In early 2019, when the oil market succumbed to a correction, there was talk of a recovery in oil prices to $100 per barrel. The reason for such expectations was the restriction of oil production in OPEC and non-cartel countries. At the same time, the US expected from shale oil production that it will quickly exhaust itself. And if the US shale producers are not stifled by tough competition, they will beat profitability. But, as history has shown, shale oil production in the United States has experienced both low prices and fierce competition.
But the main enemy of the oil market, oddly enough, was not shale oil, but US foreign policy. Or rather, the US trade war, which caused a slowdown in the global economy and, as a result, a decrease in demand for oil.
By mid-2019, even the most ardent optimist cannot expect the oil market to return to the $100 per barrel mark by early 2020. And the reason for this is the general pessimism of the market associated with the continued tension around the US trade confrontation. But it is also worth highlighting a number of factors directly related to the oil market.
The decline in oil production in Iran and Venezuela did not provide adequate support
This happened on data on the reduction in oil supplies from Iran due to the aggravation of US sanctions and the reduction in oil exports from Venezuela on political risks. Thus, the total exports from these countries decreased by almost 2.2 million barrels per day. This supported oil in the first half of 2019. But none of the pessimistic forecasts expects a recovery in oil production from Iran or Venezuela.
Risks of resumption of production within OPEC +
A meeting between OPEC and non-cartel countries is scheduled for the end of June (June 25-26). The main issue of this meeting will be the continuation of the agreement on limiting oil production. And if earlier the extension of agreements on limiting production looked like a settled issue, now there are acute issues between the main participants in the deal to limit oil production by Saudi Arabia and Russia. This raised doubts about the extension of the deal or, as a result, the revision of quotas for oil production.

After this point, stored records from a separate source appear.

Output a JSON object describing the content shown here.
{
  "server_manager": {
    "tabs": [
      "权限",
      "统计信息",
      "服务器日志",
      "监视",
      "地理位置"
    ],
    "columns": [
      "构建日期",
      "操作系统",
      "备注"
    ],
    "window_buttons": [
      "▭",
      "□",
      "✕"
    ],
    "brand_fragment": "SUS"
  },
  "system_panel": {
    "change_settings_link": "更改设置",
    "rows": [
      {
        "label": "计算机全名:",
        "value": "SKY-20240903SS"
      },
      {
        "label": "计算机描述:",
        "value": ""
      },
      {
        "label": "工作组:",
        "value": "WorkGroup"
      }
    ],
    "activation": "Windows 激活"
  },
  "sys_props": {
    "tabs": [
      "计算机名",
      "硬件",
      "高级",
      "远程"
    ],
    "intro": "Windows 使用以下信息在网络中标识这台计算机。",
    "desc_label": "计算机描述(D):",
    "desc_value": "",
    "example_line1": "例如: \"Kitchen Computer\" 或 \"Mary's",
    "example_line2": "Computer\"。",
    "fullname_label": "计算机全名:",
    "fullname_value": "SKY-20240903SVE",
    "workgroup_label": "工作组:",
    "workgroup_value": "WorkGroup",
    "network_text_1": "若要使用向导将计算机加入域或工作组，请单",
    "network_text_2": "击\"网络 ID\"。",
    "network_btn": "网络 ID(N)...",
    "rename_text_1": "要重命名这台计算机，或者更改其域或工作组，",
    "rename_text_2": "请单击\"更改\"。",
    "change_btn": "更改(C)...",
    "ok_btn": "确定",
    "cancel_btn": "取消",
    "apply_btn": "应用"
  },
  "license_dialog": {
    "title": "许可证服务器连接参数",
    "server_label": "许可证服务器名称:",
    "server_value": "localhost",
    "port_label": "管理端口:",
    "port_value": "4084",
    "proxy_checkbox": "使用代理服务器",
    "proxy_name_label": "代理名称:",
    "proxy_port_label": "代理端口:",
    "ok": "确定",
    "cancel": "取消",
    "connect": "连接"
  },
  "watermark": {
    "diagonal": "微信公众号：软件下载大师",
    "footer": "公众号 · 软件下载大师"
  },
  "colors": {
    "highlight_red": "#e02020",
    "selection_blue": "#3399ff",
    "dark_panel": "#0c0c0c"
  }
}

Officials in Saudi Arabia and Russia reject the possibility of abandoning production quotas. But doubts about the effectiveness of this solution are emerging more and more often.
Slowdown in oil demand from China
Oil demand in China began to decline with the escalation of trade relations with the United States. This was caused by a decline in production and as a consequence of the growth rate of China's GDP. Following the slowdown in the Chinese economy, the global economy also began to show a slowdown in growth. This prompted a downward revision of global forecasts for oil consumption.
According to various forecasts of large world banks, the surplus on the oil market in 2020 will range from 100 thousand barrels per day to 1 million barrels per day. This will force large oil producers to limit oil production, and the oil market expects a new decline. Moreover, the decline to the lows of 2018 looks very expected.
Johannes Röll was born 1978 in Brilon,Germany. Graduated RWTH Aachen University. Over the past ten years he worked as Head of the plastic card team, where he was mainly responsible for the development of the distribution, Head of sales Department and Financial Analyst,where he got experience in planning and support sales figures for branches. For the present he works as freelancer